Below is the full statement from Gov. Ron DeSantis’ office.

“Mayor Demings acknowledged at his presser yesterday that the county doesn’t have the authority under state law to enforce COVID mandates with fines or penalties. Therefore, I’m not sure that “mandate” is an accurate description for the new local guidance in Orange County. In practice, it appears that the Mayor is making a recommendation and asking for voluntary compliance, which is not the same thing as a mandate. It’s not clear that the other counties will attempt to fine or otherwise penalize people who violate local masking guidance, but recommendations don’t run afoul of state law.”

“From Mayor Demings’ response to a reporter yesterday: “For quite some time we had voluntary recommendations in place here within orange county, and we saw better than 95% of our businesses comply. That last group we incentivize the compliance by deploying strike teams and imposing fines and penalties that ultimately was invalidated by the governor. So we find ourselves here at the crossroads where, because we are here in the state of Florida and the Florida legislature passed certain laws that significantly restrict the ability of local governments to issue mandates. We find ourselves in this position today. So I have consulted with our legal team. Who’s researched the current state of the law here within Florida. And because of that I’m taking the action that I believe that is legally defensible today and a measure approach based upon this community that I know the best when we have pleaded with them to follow of the recommendations that we have put in place they have done so.”

“Mayor Demings implied that voluntary action is just as effective, if not more so, than government mandates – which is not inconsistent with Governor DeSantis’ position. The Governor believes in conveying accurate information to the public, making decisions based on empirical evidence, and trusting citizens to decide what is best for themselves and their families.

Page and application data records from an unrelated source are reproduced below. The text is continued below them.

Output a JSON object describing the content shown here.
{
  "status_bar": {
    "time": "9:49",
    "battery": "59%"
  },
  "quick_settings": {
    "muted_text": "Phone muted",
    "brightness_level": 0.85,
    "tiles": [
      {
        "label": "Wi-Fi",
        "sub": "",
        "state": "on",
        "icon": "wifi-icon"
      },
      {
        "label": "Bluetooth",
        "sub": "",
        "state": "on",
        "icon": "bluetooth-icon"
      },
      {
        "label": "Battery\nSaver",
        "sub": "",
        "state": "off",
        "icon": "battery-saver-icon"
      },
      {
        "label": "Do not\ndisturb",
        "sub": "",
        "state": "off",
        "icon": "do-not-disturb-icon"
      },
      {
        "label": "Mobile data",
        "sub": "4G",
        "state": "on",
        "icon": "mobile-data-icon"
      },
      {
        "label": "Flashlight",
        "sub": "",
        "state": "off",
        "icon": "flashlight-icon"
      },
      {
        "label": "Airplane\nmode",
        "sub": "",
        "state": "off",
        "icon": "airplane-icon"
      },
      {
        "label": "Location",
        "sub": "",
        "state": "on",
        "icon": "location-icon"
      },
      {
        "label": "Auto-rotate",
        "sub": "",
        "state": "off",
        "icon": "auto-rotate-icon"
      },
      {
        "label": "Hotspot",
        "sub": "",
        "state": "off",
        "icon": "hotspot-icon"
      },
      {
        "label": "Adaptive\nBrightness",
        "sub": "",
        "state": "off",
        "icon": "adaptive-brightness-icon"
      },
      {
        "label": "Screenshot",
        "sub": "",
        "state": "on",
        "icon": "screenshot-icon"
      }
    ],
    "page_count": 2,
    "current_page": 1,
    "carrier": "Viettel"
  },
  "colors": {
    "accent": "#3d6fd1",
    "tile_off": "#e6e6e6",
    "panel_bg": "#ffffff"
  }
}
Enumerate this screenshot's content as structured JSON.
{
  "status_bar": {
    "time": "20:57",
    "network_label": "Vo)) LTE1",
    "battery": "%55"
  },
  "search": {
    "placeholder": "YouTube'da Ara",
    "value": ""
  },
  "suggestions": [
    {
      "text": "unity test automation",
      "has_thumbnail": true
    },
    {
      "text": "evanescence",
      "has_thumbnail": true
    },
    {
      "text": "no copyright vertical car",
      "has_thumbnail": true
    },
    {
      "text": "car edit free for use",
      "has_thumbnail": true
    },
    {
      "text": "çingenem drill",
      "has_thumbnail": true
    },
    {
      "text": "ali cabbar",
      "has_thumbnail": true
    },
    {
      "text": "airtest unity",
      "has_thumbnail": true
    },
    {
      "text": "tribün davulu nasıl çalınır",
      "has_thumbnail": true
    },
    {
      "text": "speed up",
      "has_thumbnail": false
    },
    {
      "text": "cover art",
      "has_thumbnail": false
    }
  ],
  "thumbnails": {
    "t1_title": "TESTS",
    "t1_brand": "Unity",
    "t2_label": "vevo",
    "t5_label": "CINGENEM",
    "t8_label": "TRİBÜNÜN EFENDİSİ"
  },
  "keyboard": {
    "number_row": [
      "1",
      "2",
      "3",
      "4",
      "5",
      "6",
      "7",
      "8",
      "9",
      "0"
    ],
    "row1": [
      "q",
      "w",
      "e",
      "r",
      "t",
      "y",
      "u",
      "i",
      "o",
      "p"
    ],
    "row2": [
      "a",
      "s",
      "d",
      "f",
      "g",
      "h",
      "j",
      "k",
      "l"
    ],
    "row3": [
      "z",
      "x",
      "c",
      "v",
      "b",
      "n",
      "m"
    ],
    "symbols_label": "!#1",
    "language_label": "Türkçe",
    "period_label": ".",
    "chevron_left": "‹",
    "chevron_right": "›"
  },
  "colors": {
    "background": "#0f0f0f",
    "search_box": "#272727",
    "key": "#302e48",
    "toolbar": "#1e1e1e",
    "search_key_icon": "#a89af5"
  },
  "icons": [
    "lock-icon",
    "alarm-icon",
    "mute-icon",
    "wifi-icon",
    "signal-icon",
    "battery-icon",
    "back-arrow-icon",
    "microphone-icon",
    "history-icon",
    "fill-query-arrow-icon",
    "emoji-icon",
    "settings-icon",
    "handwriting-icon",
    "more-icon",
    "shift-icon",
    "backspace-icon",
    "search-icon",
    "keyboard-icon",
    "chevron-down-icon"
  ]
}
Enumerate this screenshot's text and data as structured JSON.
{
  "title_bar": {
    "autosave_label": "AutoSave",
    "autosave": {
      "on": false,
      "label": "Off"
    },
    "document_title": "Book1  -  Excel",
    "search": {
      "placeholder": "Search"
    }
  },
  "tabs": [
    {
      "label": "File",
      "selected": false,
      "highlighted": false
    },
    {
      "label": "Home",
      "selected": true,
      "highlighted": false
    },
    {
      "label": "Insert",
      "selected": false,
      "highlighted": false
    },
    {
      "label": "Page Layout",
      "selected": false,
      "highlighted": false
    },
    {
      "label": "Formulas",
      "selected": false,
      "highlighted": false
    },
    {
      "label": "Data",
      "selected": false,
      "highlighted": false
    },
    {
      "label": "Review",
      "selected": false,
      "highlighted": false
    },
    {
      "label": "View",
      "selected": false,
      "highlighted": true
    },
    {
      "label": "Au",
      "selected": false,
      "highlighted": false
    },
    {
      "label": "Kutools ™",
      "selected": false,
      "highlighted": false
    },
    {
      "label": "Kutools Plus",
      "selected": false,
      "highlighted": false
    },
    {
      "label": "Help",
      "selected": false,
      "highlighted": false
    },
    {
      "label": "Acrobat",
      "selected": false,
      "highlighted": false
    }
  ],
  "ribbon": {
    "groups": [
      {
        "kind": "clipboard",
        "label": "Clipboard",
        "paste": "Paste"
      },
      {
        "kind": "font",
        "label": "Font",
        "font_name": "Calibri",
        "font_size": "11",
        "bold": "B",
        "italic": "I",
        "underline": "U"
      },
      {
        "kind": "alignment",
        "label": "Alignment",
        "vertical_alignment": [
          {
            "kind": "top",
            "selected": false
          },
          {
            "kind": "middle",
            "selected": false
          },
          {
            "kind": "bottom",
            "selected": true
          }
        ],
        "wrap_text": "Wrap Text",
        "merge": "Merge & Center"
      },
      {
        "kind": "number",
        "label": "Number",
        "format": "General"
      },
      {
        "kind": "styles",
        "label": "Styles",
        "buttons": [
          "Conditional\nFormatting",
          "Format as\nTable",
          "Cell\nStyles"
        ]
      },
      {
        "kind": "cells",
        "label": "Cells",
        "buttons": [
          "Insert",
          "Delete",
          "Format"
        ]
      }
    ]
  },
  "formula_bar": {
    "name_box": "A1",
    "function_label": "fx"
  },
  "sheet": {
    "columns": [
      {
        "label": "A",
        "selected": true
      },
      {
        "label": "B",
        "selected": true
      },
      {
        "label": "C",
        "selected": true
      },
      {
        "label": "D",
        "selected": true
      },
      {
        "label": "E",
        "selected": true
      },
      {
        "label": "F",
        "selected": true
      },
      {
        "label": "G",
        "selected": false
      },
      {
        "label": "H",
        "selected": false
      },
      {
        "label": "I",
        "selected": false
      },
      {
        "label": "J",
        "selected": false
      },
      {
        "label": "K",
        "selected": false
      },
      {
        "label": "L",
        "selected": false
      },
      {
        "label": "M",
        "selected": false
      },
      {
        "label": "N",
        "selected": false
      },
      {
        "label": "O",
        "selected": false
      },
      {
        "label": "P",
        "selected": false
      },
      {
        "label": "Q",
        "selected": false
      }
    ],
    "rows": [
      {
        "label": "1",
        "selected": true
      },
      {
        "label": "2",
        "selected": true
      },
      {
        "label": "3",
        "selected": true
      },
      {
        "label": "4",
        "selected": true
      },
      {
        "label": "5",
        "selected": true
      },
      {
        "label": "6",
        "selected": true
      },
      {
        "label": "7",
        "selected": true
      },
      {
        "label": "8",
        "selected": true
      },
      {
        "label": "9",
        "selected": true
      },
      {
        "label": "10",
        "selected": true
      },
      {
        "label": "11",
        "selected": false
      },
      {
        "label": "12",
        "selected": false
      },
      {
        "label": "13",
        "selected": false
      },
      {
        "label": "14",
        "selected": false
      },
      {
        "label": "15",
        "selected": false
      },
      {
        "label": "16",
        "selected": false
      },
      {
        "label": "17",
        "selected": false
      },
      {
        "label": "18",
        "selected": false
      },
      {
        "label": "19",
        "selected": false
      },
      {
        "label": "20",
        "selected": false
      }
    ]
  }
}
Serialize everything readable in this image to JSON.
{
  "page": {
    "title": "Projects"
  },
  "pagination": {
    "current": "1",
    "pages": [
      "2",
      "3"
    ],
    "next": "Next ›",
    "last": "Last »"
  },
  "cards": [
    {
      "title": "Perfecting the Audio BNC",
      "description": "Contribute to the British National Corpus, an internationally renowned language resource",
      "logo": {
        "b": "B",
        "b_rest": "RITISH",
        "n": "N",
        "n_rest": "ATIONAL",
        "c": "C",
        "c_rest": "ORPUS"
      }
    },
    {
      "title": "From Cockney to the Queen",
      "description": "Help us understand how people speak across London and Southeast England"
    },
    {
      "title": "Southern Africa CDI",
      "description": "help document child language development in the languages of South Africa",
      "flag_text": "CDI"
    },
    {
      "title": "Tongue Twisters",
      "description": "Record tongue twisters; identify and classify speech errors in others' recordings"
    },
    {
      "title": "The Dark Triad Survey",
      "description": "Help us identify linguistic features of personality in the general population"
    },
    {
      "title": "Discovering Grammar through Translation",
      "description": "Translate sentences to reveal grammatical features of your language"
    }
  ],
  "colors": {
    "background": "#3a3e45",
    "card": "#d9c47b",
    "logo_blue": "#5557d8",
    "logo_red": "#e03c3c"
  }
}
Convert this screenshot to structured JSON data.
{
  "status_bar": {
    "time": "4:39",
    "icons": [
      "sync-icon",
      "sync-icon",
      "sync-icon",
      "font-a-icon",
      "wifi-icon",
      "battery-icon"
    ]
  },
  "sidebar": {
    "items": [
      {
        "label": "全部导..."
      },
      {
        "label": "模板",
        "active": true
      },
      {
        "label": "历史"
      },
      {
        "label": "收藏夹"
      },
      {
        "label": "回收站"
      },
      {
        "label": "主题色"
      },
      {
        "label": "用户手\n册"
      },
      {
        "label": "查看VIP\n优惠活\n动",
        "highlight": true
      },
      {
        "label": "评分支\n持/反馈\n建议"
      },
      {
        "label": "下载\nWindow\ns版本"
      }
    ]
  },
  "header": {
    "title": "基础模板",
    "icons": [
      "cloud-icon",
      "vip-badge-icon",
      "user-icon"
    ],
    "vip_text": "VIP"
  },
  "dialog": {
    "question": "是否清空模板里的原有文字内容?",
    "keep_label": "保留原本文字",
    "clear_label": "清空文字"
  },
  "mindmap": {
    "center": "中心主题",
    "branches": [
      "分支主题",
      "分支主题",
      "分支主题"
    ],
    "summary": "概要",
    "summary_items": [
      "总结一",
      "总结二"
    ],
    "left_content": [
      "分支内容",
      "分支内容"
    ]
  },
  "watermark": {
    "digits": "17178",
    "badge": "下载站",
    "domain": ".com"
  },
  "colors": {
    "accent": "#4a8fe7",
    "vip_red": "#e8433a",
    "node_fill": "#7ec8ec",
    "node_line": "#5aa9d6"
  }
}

It is not the role of any level of government – local, state, or federal – to micromanage individuals’ decisions or fine people for declining to wear a face covering.

“Regarding other counties, such as Miami-Dade: We’re waiting to see if those local authorities are actually imposing mandates, in the sense that they will attempt to fine or press charges against people who violate mask guidance, or if they are making recommendations for voluntary compliance in the same manner that Mayor Demings did. Unless I missed something, Mayor Levine-Cava hasn’t said that Miami-Dade County will fine or charge individuals or businesses for COVID violations.

“The school mask mandate in Broward is a separate issue that will be addressed; as you know, the governor hinted last week that the legislature would have a special session to ensure that all Florida school districts are mask optional, so that parents can decide what is best for their own kids.

“Regarding vaccine mandates, we are not aware of any local authorities that intend to mandate vaccines for the general public. That would be a clear violation of individual rights. Governor DeSantis stands for individuals’ rights to medical privacy and opposes discrimination in all its forms. The provision that public employees in certain jurisdictions are required to get the vaccine or be fired, is coercive and appears discriminatory on its face. There are medical, religious, and personal reasons why someone would choose not to get vaccinated, and the vaccines are still under EUA. I would presume that any such “mandate” would have to include exemptions for people who cannot get the vaccines for health, religious and other reasons. I do not have a statement beyond that at this time but will update you after our legal team has reviewed this issue.”


About the Author:

Specializes in Clay County issues, general assignment reporting and stories off the beaten path and anchors weekend evening newscasts.